    If the ph is that close to 6.0 it would most likely be easier and less stressful to put peat in the tank to drop the ph below 6.0. The ammonia will stay as ammonium which is safe for your fish and you do regular small <20% water changes and don't worry about it. Just make sure you keep your ph down below 6.0 or you will convert the ammonium to the poisonous ammonia.

    I suggest researching blackwater species and killifish, your bad luck is kinda good luck. Most people have high ph which puts breeding many killifish and blackwater species out of reach and they look amazing.
  18. toosieFishlore VIPMember

    Hey @Sarcasm Included, a question for you. I know it's totally possible to keep fish in waters that ARE under 6.0 but in a case like the OP's where the pH from the tap is quite high, would it be better to lower the pH in a holding tank of some sort and then do large water changes to remove and control ammonium levels, if the OP went ahead with your suggestion? I'm kind of weird maybe, but I think I would want to treat ammonium levels much like we treat nitrate levels, if I were to explore the option you have presented.
  19. Sarcasm IncludedWell Known MemberMember

    @toosie ideally having the water sit till it drops to 6.0 ph to get it down, but you can do twice daily 10% water changes and it should normalize in less than a week. After you normalize the tank's ammonia content, I would do frequent small water changes to keep the ammonia down and minimize the impact of the ph spike. I would also suggest using live plants to consume ammonium from the water table.
  20. SkavatarWell Known MemberMember

    what filter media are you using? if you have ceramic or better, then you could cultivate a large enough BB colony to process that extra ammonia.

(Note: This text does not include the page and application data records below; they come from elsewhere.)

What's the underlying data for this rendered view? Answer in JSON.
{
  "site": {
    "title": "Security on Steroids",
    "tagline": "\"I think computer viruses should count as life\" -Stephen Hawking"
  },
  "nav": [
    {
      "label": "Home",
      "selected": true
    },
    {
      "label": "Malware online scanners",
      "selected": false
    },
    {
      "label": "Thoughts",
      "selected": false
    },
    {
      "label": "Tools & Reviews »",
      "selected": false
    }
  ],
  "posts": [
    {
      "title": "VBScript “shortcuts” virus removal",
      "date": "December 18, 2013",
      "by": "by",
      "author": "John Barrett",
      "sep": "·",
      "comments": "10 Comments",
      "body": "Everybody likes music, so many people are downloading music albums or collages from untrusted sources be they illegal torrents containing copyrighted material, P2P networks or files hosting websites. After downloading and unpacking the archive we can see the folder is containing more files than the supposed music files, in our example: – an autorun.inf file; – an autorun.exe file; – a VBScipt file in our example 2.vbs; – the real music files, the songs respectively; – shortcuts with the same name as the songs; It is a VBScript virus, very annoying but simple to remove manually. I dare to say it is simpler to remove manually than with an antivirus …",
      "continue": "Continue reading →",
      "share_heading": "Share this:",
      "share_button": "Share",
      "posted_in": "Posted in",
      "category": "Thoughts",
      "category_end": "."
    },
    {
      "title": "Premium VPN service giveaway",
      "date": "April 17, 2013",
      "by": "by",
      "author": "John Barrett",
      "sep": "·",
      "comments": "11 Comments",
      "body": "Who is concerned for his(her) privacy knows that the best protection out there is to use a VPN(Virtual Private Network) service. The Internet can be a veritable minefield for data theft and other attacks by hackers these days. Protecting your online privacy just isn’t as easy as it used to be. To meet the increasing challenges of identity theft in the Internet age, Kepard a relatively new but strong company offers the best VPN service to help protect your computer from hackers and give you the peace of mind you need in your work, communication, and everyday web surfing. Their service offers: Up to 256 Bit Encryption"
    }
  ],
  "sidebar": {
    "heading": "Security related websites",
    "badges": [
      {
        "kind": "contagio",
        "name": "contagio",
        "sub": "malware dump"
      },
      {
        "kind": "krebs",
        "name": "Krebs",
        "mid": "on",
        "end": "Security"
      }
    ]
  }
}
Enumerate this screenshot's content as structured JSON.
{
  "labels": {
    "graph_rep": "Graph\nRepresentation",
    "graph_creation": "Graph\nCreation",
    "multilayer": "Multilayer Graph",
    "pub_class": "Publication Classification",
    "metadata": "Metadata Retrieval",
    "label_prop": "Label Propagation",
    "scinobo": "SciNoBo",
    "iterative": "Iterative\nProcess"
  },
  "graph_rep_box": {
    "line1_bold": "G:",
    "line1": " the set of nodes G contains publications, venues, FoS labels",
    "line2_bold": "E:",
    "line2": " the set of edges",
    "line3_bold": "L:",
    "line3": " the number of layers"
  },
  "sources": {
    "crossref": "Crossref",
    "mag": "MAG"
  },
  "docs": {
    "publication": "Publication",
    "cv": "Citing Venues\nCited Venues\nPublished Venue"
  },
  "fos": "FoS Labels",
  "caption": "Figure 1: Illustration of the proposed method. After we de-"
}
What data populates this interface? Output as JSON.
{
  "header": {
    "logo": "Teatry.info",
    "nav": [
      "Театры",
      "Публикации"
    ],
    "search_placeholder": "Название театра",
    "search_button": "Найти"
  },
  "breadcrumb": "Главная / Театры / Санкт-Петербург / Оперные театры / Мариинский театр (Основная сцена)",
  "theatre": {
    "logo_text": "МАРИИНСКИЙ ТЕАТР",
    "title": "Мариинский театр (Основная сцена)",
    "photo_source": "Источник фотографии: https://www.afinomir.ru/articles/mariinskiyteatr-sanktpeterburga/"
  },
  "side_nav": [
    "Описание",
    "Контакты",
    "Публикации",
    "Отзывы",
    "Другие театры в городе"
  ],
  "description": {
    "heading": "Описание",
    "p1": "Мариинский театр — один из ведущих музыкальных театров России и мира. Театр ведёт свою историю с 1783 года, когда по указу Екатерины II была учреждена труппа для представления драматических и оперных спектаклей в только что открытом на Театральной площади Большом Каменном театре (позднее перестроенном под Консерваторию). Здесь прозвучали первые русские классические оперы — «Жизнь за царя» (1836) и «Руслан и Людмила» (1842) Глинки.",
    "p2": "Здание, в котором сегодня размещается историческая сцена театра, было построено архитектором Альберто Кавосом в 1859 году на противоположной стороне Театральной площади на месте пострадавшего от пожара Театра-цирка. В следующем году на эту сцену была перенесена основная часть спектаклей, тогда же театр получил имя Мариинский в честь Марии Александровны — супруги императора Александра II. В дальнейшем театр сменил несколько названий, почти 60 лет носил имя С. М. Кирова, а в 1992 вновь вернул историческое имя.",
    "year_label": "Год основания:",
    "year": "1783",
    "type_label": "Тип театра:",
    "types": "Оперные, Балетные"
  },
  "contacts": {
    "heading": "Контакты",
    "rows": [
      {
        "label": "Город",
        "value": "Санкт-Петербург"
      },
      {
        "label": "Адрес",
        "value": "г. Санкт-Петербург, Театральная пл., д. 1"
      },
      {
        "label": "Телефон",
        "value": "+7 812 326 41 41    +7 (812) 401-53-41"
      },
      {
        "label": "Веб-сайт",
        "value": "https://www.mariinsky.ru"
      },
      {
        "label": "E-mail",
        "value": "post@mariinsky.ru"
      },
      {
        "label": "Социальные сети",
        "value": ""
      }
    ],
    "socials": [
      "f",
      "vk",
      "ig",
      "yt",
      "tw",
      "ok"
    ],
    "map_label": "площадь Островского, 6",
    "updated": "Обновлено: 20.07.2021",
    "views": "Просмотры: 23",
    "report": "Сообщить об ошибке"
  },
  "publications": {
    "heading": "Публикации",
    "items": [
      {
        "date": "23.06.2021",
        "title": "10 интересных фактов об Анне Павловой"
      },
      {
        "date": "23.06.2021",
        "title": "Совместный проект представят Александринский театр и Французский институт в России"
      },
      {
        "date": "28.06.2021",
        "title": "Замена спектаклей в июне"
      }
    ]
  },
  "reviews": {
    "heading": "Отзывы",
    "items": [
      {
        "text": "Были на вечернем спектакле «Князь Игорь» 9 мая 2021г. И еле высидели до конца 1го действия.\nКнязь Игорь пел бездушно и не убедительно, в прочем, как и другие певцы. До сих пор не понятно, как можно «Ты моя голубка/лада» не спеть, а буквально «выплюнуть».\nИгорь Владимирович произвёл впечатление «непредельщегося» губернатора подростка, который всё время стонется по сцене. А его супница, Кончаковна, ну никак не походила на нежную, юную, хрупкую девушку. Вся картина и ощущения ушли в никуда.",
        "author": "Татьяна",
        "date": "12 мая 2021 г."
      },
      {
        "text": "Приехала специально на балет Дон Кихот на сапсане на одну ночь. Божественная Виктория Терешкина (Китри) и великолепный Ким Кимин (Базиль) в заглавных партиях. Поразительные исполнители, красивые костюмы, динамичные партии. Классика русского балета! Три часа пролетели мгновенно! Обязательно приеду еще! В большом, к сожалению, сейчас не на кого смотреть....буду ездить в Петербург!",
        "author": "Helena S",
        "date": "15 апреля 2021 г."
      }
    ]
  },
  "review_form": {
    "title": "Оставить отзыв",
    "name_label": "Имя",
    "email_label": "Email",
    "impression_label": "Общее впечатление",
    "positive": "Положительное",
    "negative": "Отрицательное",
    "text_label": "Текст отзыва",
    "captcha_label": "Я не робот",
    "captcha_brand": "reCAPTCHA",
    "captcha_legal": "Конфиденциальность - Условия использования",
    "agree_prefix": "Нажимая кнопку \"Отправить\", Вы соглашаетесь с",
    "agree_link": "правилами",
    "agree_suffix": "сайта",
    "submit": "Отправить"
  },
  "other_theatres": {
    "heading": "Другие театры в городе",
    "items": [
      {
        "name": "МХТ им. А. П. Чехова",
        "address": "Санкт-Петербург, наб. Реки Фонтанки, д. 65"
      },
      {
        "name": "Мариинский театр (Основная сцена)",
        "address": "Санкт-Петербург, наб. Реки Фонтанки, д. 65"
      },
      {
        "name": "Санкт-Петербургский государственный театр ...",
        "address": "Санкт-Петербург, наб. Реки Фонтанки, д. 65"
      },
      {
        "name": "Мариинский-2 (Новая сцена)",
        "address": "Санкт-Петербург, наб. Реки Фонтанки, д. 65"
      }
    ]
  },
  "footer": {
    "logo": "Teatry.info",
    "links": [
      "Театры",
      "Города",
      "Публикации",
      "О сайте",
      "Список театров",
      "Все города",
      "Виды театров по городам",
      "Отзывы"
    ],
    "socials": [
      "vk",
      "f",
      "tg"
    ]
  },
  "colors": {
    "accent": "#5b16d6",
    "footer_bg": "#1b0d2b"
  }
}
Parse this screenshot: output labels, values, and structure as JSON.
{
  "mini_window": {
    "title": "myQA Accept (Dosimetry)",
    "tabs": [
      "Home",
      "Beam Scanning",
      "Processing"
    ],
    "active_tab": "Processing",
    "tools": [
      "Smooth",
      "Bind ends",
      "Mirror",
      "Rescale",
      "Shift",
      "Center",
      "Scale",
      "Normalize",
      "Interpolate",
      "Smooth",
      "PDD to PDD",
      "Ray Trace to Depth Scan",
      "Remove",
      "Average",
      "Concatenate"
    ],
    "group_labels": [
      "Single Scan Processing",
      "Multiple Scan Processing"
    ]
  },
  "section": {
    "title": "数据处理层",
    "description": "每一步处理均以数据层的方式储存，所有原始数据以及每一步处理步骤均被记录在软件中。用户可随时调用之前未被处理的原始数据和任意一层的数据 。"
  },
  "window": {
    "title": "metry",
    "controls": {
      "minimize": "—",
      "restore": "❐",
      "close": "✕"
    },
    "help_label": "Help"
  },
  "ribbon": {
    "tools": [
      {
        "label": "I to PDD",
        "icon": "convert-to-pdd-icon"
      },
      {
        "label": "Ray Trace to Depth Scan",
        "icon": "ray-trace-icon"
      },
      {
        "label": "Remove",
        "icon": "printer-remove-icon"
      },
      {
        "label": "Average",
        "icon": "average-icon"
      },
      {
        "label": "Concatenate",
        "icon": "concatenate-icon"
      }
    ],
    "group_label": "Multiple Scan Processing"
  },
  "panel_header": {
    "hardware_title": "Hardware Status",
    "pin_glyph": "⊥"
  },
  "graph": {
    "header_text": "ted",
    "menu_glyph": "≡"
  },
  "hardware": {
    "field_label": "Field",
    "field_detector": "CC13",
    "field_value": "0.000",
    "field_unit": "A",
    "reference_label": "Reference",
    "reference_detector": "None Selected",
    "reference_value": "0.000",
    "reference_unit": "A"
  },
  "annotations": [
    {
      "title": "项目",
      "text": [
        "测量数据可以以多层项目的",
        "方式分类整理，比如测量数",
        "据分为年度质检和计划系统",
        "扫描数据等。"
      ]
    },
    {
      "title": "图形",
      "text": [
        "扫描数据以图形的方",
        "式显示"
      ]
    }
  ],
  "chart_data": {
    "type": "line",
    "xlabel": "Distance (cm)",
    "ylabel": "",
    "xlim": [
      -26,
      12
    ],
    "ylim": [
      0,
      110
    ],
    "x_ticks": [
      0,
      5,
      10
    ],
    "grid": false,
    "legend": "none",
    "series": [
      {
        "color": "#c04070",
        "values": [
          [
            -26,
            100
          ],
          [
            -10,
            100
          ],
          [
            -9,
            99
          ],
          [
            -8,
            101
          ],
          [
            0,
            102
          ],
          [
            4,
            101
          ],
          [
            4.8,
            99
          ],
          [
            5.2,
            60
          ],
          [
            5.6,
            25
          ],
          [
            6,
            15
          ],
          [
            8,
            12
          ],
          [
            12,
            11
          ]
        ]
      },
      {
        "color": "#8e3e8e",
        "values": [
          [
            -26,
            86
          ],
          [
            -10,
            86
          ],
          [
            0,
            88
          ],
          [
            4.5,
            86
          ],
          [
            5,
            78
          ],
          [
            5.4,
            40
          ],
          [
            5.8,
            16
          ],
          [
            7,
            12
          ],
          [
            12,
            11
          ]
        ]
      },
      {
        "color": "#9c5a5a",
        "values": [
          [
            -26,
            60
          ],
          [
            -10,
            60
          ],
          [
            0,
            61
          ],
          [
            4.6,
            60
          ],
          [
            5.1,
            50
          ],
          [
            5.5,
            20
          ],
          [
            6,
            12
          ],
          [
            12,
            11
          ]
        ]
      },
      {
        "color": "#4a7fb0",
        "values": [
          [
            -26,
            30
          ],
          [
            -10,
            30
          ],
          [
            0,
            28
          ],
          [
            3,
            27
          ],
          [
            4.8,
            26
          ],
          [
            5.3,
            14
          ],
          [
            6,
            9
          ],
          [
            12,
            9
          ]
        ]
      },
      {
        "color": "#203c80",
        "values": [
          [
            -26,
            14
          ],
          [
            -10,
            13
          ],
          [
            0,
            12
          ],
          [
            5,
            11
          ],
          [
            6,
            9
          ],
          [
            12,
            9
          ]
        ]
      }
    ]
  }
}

    i can't find it now, but there was an experiment on another fish forum where the guy dosed more and more ammonia each week, he was eventually dosing like over 10ppm and the BB would process it all within 24 hrs.